I was expecting sensual scenes similar to the “eat” part in Eat, Pray, Love (2009) (the chopping board with the colorful, super-crunchy vegetables), and while there were a few of them here, the story focuses more on the development in Carl’s career and family life. The most memorable cooking scene is where Carl makes grilled cheese sandwiches in his apartment for his son. The crispy crunch sounds as they bit into their sandwiches made me hate the movie for a moment. Because I wanted some.
The prep scenes capture the kitchen’s hectic pace of cooking for customers, when that machine spitting out the order receipts puts immense pressure on the kitchen staff to make food fast and delicious.
Ramsey Michel’s role as an online food critic in the movie introduces the significance of online social networking. Carl was already well known as a chef among foodies, but the viral explosion of his outburst leads to fame. Carl’s son tweets about their food truck (pictures, location, etc), which leads to massive crowds waiting outside the food truck wherever they go.
Why so much Twitter in this movie? Twitter has played a huge role in making food trucks popular in cities like Los Angeles. Unlike restaurants set in buildings, food trucks can be here today, gone tomorrow. A food truck’s Twitter account can update fans and followers on where they will be on a particular day, thus ensuring regular turnout and a more consistent relationship between customers and the food truck.
Therefore, it is no surprise that social networking and smart phones are used as a major plot devices in this movie. Featuring the most cutting-edge social networking tools makes the film extremely current, hip, and relevant to 2014. This also means that it would date easily, not that it’s a bad thing—I see it as a time capsule for the food truck scene in 2014.
As for the characters, my heart goes out to Martin, who is the best and most loyal pal that anyone could ever ask for. He gives up his new position as sous-chef to follow Carl into his food truck business. John Leguizamo plays Martin with charismatic radiance, imbuing the character with a magnetic personality that comes in handy when Carl needs some help lifting heavy machinery into his truck. I would have liked to find out more about the roots of Martin’s devotion to his chef friend, but the film doesn’t leave much room for that since it focuses on Carl’s career as a chef.

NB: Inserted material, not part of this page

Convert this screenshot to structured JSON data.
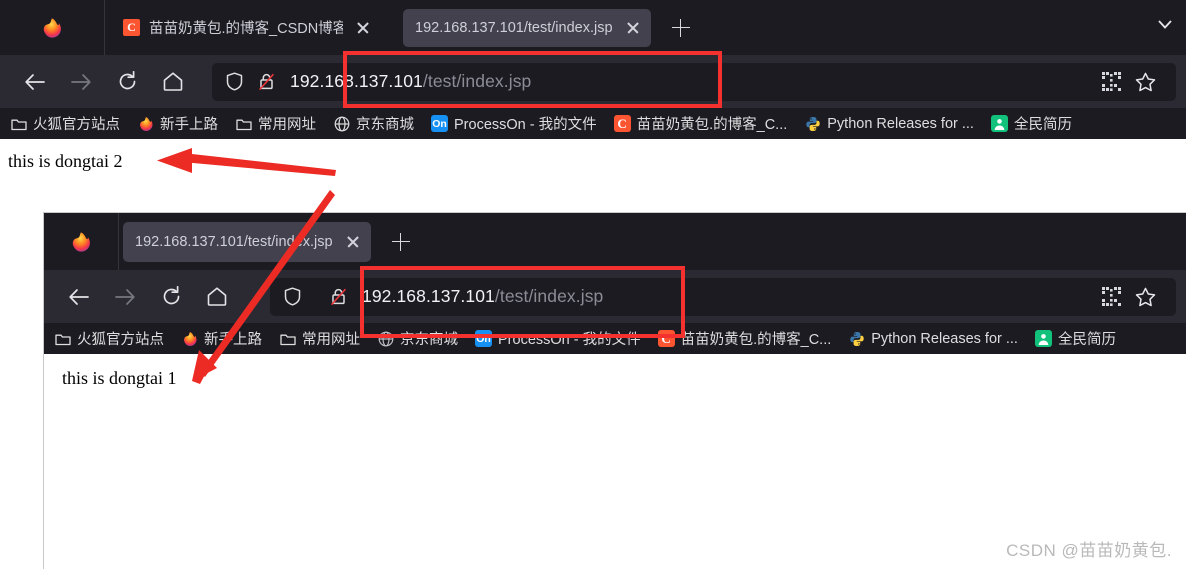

Molly (Scarlett Johansson), a waitress at the restaurant that Carl worked at before quitting, vanishes after a half-point in the movie. She shares a romantic, unofficial relationship with Carl but then she disappears, which is normal in real life but awkward in a movie because she had appeared to be an important character, but then her character is discarded after halfway into the movie.
Despite Molly’s odd disappearance, Chef is a sensual watch for foodies or anyone interested in in the food (truck) scene. Just be prepared with a snack—it will make you very hungry.